WORK REQUEST.
Retype the data that follows line by line, exactly, and leave its pictures out.

EXERCISE DATA.

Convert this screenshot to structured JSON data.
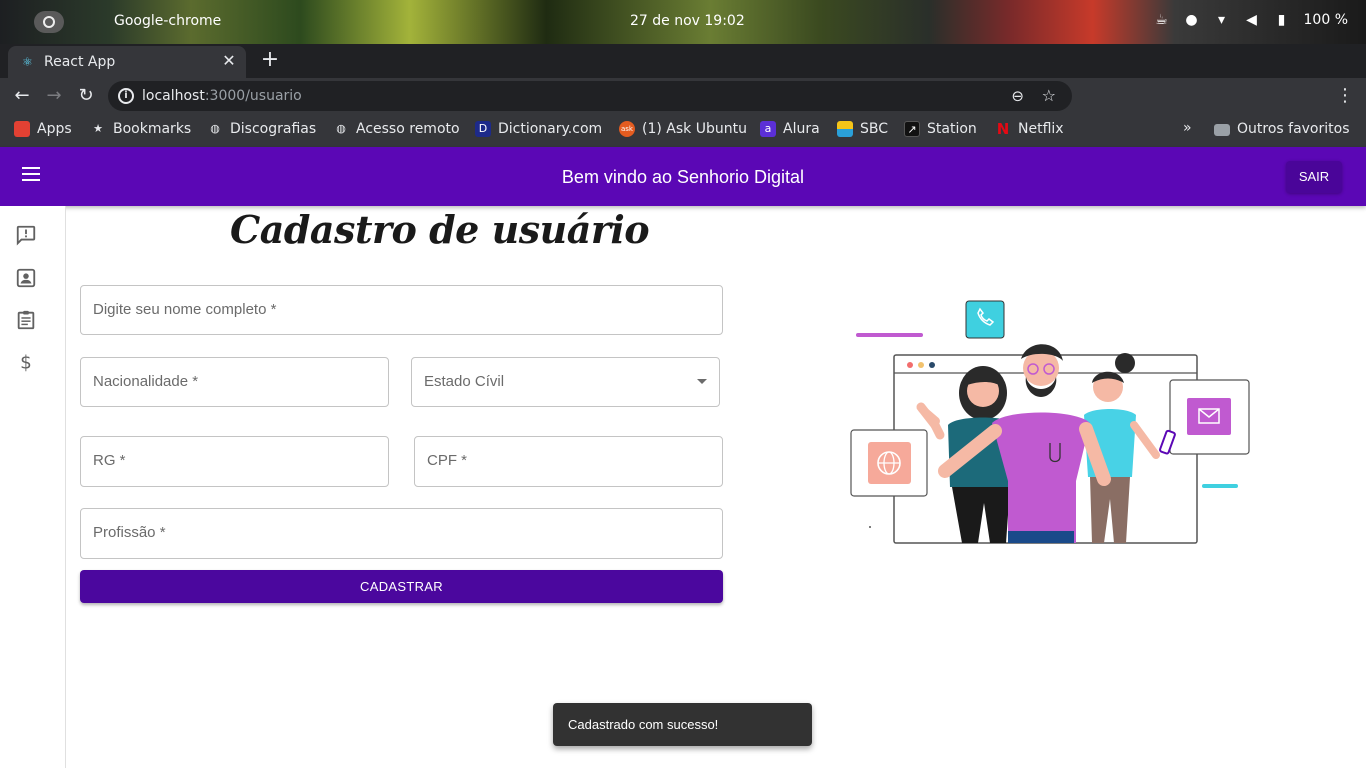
{
  "os": {
    "app_name": "Google-chrome",
    "clock": "27 de nov  19:02",
    "battery": "100 %"
  },
  "browser": {
    "tab_title": "React App",
    "url_host": "localhost",
    "url_rest": ":3000/usuario",
    "bookmarks": [
      {
        "label": "Apps",
        "icon": "apps-grid-icon",
        "color": "#e34133"
      },
      {
        "label": "Bookmarks",
        "icon": "star-icon",
        "color": "#e8eaed"
      },
      {
        "label": "Discografias",
        "icon": "globe-icon",
        "color": "#e8eaed"
      },
      {
        "label": "Acesso remoto",
        "icon": "globe-icon",
        "color": "#e8eaed"
      },
      {
        "label": "Dictionary.com",
        "icon": "dictionary-icon",
        "color": "#1d2a8a"
      },
      {
        "label": "(1) Ask Ubuntu",
        "icon": "askubuntu-icon",
        "color": "#e45c20"
      },
      {
        "label": "Alura",
        "icon": "alura-icon",
        "color": "#5b2fd6"
      },
      {
        "label": "SBC",
        "icon": "sbc-icon",
        "color": "#2aa0d8"
      },
      {
        "label": "Station",
        "icon": "station-icon",
        "color": "#111111"
      },
      {
        "label": "Netflix",
        "icon": "netflix-icon",
        "color": "#e50914"
      }
    ],
    "more": "»",
    "other_bookmarks": "Outros favoritos"
  },
  "appbar": {
    "title": "Bem vindo ao Senhorio Digital",
    "logout_label": "SAIR",
    "color": "#5b07b5"
  },
  "drawer": {
    "items": [
      {
        "icon": "feedback-icon"
      },
      {
        "icon": "contact-card-icon"
      },
      {
        "icon": "assignment-icon"
      },
      {
        "icon": "dollar-icon"
      }
    ]
  },
  "form": {
    "title": "Cadastro de usuário",
    "full_name_placeholder": "Digite seu nome completo *",
    "nationality_placeholder": "Nacionalidade *",
    "marital_status_placeholder": "Estado Cívil",
    "rg_placeholder": "RG *",
    "cpf_placeholder": "CPF *",
    "profession_placeholder": "Profissão *",
    "submit_label": "CADASTRAR",
    "submit_color": "#4b079e"
  },
  "snackbar": {
    "message": "Cadastrado com sucesso!"
  }
}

ANSWER AREA.
Convert this screenshot to structured JSON data.
{
  "os": {
    "app_name": "Google-chrome",
    "clock": "27 de nov  19:02",
    "battery": "100 %"
  },
  "browser": {
    "tab_title": "React App",
    "url_host": "localhost",
    "url_rest": ":3000/usuario",
    "bookmarks": [
      {
        "label": "Apps",
        "icon": "apps-grid-icon",
        "color": "#e34133"
      },
      {
        "label": "Bookmarks",
        "icon": "star-icon",
        "color": "#e8eaed"
      },
      {
        "label": "Discografias",
        "icon": "globe-icon",
        "color": "#e8eaed"
      },
      {
        "label": "Acesso remoto",
        "icon": "globe-icon",
        "color": "#e8eaed"
      },
      {
        "label": "Dictionary.com",
        "icon": "dictionary-icon",
        "color": "#1d2a8a"
      },
      {
        "label": "(1) Ask Ubuntu",
        "icon": "askubuntu-icon",
        "color": "#e45c20"
      },
      {
        "label": "Alura",
        "icon": "alura-icon",
        "color": "#5b2fd6"
      },
      {
        "label": "SBC",
        "icon": "sbc-icon",
        "color": "#2aa0d8"
      },
      {
        "label": "Station",
        "icon": "station-icon",
        "color": "#111111"
      },
      {
        "label": "Netflix",
        "icon": "netflix-icon",
        "color": "#e50914"
      }
    ],
    "more": "»",
    "other_bookmarks": "Outros favoritos"
  },
  "appbar": {
    "title": "Bem vindo ao Senhorio Digital",
    "logout_label": "SAIR",
    "color": "#5b07b5"
  },
  "drawer": {
    "items": [
      {
        "icon": "feedback-icon"
      },
      {
        "icon": "contact-card-icon"
      },
      {
        "icon": "assignment-icon"
      },
      {
        "icon": "dollar-icon"
      }
    ]
  },
  "form": {
    "title": "Cadastro de usuário",
    "full_name_placeholder": "Digite seu nome completo *",
    "nationality_placeholder": "Nacionalidade *",
    "marital_status_placeholder": "Estado Cívil",
    "rg_placeholder": "RG *",
    "cpf_placeholder": "CPF *",
    "profession_placeholder": "Profissão *",
    "submit_label": "CADASTRAR",
    "submit_color": "#4b079e"
  },
  "snackbar": {
    "message": "Cadastrado com sucesso!"
  }
}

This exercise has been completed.